Then after Troy’s band disbanded, I had my own band down here in ’36. Yeah, I had my own band and we played right across the street from the Texas Theater. Lightspot, they called it the Lightspot, we played down there a long time and I played up on Losoya Street, it’s Broadway now. Then in ’39 I went to Douglas, Arizona and played at the High Hat Club there. Went out there in ’39 and stayed there until 1940, then I came back to San Antonio and I played at the Lorelei Club here. That was on San Pedro Avenue. I played there for about two years, yeah about two years, and then I had my own band in Albuquerque.
Every band I had somebody gave to me. The man was a saxophonist who had the band and he took his examination and passed it for railway mail clerk so he went on the road as a railway mail clerk and I got the job. He turned the band over to me, so I took over the band and put it in my name. And I played there for about two years and since the Army started getting’ all of the fellas, I was the oldest one in there, I didn’t have to go to the Army and I came to San Antonio and got some players and we all went to Albuquerque and played there from 1947 until 1950 and I came back to San Antonio and played at Jackson Steak House, solo.
Then I went to Wichita, Kansas and played with Homer Osmond, then I came back to San Antonio and played various gigs. Just giggin’ around, and then I got with Harold Taylor, Harold “Jelly” Taylor, he was a trombonist, a big fellow and we played Sammy’s Cocktail Lounge on Fredericksburg Road. We played out there until they closed the club in ’63 and when they sold the club we started playing at the Moulin Rouge.
When we left there we went to a club up at Sunset up on North New Braunfels, it was the Sunset Ridge Club, I think and we played there for some time and then I went to Holiday Inn and we had a girl singer, Dora Holmes. She played the drums and did the vocals. I played the piano in the Holiday Inn Northwest that’s IH-10 and Vance Jackson Road. I played there from ’67 until 1974. In fact, it was the only job I ever had where I got a two weeks paid vacation. I saved quite a bit of money. I retired right there. Got sick and had an operation and I went back and worked two months and then had to have another one and after I got up from that one I didn’t play anymore. I do listen to quite a bit of jazz.
© Sterlin Holmesly

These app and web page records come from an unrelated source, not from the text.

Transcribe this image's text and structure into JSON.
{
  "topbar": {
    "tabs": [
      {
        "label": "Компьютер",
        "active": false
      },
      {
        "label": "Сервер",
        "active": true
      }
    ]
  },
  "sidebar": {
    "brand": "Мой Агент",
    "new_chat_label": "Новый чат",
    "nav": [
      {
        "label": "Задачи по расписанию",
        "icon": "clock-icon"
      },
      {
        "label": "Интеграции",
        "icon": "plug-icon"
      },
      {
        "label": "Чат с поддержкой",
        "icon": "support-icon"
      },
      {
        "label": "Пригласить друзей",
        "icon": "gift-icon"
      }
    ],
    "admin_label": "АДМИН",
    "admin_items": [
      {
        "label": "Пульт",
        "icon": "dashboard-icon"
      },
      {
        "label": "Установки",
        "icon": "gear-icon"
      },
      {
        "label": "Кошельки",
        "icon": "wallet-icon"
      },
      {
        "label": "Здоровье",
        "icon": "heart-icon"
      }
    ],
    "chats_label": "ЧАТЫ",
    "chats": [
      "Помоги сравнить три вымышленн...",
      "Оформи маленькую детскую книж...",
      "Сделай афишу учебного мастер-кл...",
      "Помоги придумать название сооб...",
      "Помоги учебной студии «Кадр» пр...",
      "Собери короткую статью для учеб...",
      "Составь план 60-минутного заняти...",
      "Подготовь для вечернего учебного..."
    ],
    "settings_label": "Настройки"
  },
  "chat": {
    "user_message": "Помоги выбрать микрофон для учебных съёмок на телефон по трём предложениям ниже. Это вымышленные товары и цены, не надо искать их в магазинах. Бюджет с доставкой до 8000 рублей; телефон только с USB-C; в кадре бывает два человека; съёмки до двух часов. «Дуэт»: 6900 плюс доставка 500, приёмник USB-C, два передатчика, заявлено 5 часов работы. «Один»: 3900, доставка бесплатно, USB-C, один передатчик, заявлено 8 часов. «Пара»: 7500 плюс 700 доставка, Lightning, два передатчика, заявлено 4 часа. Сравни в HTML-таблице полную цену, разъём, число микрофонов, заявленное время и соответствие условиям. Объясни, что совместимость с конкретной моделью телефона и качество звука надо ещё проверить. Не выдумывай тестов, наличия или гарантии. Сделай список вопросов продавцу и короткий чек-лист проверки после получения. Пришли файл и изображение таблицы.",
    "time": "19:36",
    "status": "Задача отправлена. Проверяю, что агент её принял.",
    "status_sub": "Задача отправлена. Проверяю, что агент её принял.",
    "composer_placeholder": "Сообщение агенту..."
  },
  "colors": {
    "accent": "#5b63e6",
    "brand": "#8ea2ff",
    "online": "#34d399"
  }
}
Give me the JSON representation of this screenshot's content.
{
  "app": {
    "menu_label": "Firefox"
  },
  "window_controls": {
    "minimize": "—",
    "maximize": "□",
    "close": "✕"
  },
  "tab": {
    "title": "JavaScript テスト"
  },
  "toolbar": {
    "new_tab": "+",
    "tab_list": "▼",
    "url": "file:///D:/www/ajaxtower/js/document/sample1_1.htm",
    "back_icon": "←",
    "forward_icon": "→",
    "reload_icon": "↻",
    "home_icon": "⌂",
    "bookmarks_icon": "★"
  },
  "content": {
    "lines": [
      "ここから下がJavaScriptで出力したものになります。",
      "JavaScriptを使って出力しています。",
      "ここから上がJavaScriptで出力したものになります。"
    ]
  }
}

Sterlin Holmesly of San Antonio is a former newspaper editor, author, oral historian and jazz preservationist. He has done more than 70 oral histories, including those of 29 jazz musicians. The collection is housed at the Institute of Texan Cultures in San Antonio and is available to the public.